* _What is required_
Each record beneath this line should be returned exactly as it is.

Element data from apps and pages:
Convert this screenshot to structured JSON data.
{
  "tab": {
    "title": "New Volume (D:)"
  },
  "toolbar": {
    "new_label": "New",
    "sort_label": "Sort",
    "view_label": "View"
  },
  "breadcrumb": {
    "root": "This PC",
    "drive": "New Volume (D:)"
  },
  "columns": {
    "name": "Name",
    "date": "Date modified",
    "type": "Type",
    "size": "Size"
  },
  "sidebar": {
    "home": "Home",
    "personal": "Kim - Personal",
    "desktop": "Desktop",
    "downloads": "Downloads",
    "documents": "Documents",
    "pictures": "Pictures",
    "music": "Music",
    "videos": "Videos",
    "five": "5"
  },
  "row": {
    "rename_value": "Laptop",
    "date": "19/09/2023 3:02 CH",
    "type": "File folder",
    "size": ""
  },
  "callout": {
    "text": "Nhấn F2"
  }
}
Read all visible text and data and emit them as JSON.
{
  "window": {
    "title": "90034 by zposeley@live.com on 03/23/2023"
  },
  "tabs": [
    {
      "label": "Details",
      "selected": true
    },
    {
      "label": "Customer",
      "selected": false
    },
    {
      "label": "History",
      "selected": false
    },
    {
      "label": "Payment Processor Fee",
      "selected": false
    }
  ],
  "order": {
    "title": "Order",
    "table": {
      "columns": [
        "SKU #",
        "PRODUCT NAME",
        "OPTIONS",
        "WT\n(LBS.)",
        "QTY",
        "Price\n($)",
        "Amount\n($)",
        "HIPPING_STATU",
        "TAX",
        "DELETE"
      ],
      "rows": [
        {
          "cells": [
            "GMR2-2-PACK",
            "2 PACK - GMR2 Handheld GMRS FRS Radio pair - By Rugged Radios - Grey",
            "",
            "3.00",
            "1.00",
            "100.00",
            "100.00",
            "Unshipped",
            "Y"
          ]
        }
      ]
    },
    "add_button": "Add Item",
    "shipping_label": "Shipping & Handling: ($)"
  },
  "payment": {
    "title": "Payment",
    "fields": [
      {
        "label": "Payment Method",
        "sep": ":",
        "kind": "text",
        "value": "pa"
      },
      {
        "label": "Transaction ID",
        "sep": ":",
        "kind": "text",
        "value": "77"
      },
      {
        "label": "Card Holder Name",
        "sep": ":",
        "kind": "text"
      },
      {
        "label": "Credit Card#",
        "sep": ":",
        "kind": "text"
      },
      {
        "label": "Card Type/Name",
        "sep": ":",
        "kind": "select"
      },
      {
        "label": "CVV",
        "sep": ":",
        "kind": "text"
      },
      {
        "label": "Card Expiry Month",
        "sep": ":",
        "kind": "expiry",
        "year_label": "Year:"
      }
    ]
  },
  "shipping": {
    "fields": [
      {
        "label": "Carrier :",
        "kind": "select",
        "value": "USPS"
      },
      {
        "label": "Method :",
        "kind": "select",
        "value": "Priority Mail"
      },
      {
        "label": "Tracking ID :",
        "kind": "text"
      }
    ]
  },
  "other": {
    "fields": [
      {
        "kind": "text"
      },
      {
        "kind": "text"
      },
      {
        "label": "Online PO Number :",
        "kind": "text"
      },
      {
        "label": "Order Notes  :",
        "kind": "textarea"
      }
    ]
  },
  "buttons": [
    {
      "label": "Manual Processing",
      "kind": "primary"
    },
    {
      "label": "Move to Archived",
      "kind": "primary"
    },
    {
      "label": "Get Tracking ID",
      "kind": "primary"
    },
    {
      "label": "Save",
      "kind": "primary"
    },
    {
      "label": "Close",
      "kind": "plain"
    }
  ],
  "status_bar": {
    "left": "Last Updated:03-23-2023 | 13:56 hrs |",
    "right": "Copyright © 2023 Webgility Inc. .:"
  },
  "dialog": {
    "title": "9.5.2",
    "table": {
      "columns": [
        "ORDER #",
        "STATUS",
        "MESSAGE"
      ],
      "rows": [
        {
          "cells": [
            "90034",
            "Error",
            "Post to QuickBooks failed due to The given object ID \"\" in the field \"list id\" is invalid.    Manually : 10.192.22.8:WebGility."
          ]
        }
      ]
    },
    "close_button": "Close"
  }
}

* _Output of the exercise_
Convert this screenshot to structured JSON data.
{
  "tab": {
    "title": "New Volume (D:)"
  },
  "toolbar": {
    "new_label": "New",
    "sort_label": "Sort",
    "view_label": "View"
  },
  "breadcrumb": {
    "root": "This PC",
    "drive": "New Volume (D:)"
  },
  "columns": {
    "name": "Name",
    "date": "Date modified",
    "type": "Type",
    "size": "Size"
  },
  "sidebar": {
    "home": "Home",
    "personal": "Kim - Personal",
    "desktop": "Desktop",
    "downloads": "Downloads",
    "documents": "Documents",
    "pictures": "Pictures",
    "music": "Music",
    "videos": "Videos",
    "five": "5"
  },
  "row": {
    "rename_value": "Laptop",
    "date": "19/09/2023 3:02 CH",
    "type": "File folder",
    "size": ""
  },
  "callout": {
    "text": "Nhấn F2"
  }
}
Read all visible text and data and emit them as JSON.
{
  "window": {
    "title": "90034 by zposeley@live.com on 03/23/2023"
  },
  "tabs": [
    {
      "label": "Details",
      "selected": true
    },
    {
      "label": "Customer",
      "selected": false
    },
    {
      "label": "History",
      "selected": false
    },
    {
      "label": "Payment Processor Fee",
      "selected": false
    }
  ],
  "order": {
    "title": "Order",
    "table": {
      "columns": [
        "SKU #",
        "PRODUCT NAME",
        "OPTIONS",
        "WT\n(LBS.)",
        "QTY",
        "Price\n($)",
        "Amount\n($)",
        "HIPPING_STATU",
        "TAX",
        "DELETE"
      ],
      "rows": [
        {
          "cells": [
            "GMR2-2-PACK",
            "2 PACK - GMR2 Handheld GMRS FRS Radio pair - By Rugged Radios - Grey",
            "",
            "3.00",
            "1.00",
            "100.00",
            "100.00",
            "Unshipped",
            "Y"
          ]
        }
      ]
    },
    "add_button": "Add Item",
    "shipping_label": "Shipping & Handling: ($)"
  },
  "payment": {
    "title": "Payment",
    "fields": [
      {
        "label": "Payment Method",
        "sep": ":",
        "kind": "text",
        "value": "pa"
      },
      {
        "label": "Transaction ID",
        "sep": ":",
        "kind": "text",
        "value": "77"
      },
      {
        "label": "Card Holder Name",
        "sep": ":",
        "kind": "text"
      },
      {
        "label": "Credit Card#",
        "sep": ":",
        "kind": "text"
      },
      {
        "label": "Card Type/Name",
        "sep": ":",
        "kind": "select"
      },
      {
        "label": "CVV",
        "sep": ":",
        "kind": "text"
      },
      {
        "label": "Card Expiry Month",
        "sep": ":",
        "kind": "expiry",
        "year_label": "Year:"
      }
    ]
  },
  "shipping": {
    "fields": [
      {
        "label": "Carrier :",
        "kind": "select",
        "value": "USPS"
      },
      {
        "label": "Method :",
        "kind": "select",
        "value": "Priority Mail"
      },
      {
        "label": "Tracking ID :",
        "kind": "text"
      }
    ]
  },
  "other": {
    "fields": [
      {
        "kind": "text"
      },
      {
        "kind": "text"
      },
      {
        "label": "Online PO Number :",
        "kind": "text"
      },
      {
        "label": "Order Notes  :",
        "kind": "textarea"
      }
    ]
  },
  "buttons": [
    {
      "label": "Manual Processing",
      "kind": "primary"
    },
    {
      "label": "Move to Archived",
      "kind": "primary"
    },
    {
      "label": "Get Tracking ID",
      "kind": "primary"
    },
    {
      "label": "Save",
      "kind": "primary"
    },
    {
      "label": "Close",
      "kind": "plain"
    }
  ],
  "status_bar": {
    "left": "Last Updated:03-23-2023 | 13:56 hrs |",
    "right": "Copyright © 2023 Webgility Inc. .:"
  },
  "dialog": {
    "title": "9.5.2",
    "table": {
      "columns": [
        "ORDER #",
        "STATUS",
        "MESSAGE"
      ],
      "rows": [
        {
          "cells": [
            "90034",
            "Error",
            "Post to QuickBooks failed due to The given object ID \"\" in the field \"list id\" is invalid.    Manually : 10.192.22.8:WebGility."
          ]
        }
      ]
    },
    "close_button": "Close"
  }
}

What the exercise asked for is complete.